Once I had established that it was time for my little mosquito bites to be encased in tight material that would result in them resenting me forever, I had to decide whether taking my dad along to my first bra-fitting was appropriate. As much as the experience was bizarre and rather awkward, I have to admire my old man for even attending this significant event. Starting a family with my mother, he naturally anticipated that parenting would be a balanced affair and all duties would be shared. When she was diagnosed with cancer a few months after I turned eight, the reality of raising a child alone became intensely apparent; he went from existing as part of a team to being utterly alone. Not only had the responsibility of maintaining a household shifted on to his shoulders, the man had to await the arrival of a whole lot of first's; first period, first relationship, first bra, first car (which was probably the one he was most afraid of). It was evident he had no clue; I began being dressed in baggy tracksuits and oversized men's t-shirts, my hair unruly and short. Whilst other girls were organising tea parties for their dolls, I was riding my bike around the park, gaining new additions to my already existing elbow scrapes. When I entered high school, it had a rigid effect on my dad; he was so accustomed to it being just the two of us that when I took control of my fashion and began developing a social life, it burned him.
That didn't prevent our relationship from blossoming though; the 'first's' he was severely dreading came and went, and soon I was no longer a temperamental teenager but a fully-fledged adult, complete with financial problems and unachievable career goals.
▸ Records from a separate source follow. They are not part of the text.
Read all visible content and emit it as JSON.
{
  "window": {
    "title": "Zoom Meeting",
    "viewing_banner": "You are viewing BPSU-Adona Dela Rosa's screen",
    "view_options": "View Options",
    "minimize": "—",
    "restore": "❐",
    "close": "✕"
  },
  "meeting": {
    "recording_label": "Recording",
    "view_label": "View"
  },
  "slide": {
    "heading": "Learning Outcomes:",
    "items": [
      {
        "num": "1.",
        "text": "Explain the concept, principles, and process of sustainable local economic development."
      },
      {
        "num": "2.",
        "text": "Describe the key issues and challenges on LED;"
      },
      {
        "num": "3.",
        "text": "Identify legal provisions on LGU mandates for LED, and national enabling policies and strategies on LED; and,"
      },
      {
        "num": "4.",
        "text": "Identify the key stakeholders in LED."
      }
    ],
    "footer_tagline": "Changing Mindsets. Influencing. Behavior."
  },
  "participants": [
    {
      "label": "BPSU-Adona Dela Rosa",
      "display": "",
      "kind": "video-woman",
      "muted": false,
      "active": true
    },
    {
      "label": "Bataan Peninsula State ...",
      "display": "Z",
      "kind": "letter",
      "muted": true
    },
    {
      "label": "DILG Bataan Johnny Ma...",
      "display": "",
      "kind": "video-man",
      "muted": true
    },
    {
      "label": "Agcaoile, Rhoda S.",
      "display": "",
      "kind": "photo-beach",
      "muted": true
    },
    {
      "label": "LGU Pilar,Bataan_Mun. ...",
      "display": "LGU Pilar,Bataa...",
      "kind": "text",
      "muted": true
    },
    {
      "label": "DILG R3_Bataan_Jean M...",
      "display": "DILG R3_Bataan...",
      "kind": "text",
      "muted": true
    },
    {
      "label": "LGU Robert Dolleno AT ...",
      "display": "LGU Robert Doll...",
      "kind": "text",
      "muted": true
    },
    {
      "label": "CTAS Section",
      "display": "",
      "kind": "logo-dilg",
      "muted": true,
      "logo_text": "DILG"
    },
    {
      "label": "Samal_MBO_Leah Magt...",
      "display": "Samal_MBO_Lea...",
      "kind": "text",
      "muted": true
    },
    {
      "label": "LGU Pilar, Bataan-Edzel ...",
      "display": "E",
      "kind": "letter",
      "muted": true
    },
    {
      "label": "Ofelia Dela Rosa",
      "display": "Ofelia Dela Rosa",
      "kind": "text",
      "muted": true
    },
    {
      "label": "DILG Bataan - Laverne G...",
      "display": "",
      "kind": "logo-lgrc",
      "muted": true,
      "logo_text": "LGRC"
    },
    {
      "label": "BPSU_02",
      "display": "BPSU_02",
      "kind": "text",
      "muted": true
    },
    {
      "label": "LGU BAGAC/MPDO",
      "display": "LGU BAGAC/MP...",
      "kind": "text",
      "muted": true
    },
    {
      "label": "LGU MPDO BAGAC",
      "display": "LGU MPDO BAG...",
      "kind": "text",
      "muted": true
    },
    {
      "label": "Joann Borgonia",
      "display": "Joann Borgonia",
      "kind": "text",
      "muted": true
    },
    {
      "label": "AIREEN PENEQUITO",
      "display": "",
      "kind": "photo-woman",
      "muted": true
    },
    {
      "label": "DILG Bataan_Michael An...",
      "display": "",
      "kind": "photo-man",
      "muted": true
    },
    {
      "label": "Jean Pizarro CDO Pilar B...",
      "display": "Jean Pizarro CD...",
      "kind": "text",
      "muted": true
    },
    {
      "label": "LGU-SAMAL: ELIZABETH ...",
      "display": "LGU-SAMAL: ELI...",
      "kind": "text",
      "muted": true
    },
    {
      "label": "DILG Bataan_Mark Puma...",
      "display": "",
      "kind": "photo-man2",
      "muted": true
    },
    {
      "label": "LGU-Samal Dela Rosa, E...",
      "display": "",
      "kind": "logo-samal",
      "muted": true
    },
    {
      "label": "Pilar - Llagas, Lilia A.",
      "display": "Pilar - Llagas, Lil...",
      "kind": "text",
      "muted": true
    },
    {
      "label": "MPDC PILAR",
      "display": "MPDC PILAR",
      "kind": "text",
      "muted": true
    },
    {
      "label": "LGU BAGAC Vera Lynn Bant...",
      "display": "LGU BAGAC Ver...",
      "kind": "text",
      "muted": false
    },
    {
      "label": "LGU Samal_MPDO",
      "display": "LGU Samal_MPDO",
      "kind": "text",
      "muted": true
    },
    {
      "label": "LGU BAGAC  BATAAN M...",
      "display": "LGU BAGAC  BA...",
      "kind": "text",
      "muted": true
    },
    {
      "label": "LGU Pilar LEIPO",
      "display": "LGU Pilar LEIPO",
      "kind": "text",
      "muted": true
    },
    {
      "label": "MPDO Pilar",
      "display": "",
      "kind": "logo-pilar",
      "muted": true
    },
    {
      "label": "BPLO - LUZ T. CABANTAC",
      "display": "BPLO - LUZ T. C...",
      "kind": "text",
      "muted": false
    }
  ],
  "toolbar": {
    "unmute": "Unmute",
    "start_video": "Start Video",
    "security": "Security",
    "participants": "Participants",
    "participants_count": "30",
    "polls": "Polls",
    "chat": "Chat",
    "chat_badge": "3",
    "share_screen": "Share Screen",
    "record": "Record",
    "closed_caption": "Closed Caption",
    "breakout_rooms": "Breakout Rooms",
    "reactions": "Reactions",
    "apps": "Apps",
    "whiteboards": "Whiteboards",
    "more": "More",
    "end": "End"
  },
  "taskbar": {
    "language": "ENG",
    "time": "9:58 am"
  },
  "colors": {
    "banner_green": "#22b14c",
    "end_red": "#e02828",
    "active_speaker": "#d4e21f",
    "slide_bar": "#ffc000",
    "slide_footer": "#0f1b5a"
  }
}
It took him several painful years to finally comprehend that a pat on the head and an offer of cookies was not the resolution for everything (though sometimes, confectionary is all you need), and his acceptance, though delayed, was respectful. However, I never refuse a hug or a nostalgic discussion about humorous moments we shared such as the bra-buying ordeal, and we frequently laugh at how juvenile we both were - me physically, him emotionally. As uncomfortable as it was, I'm blessed my dad was there to share that experience with me; even if he still thinks £14 is extortionate for two triangular pieces of fabric.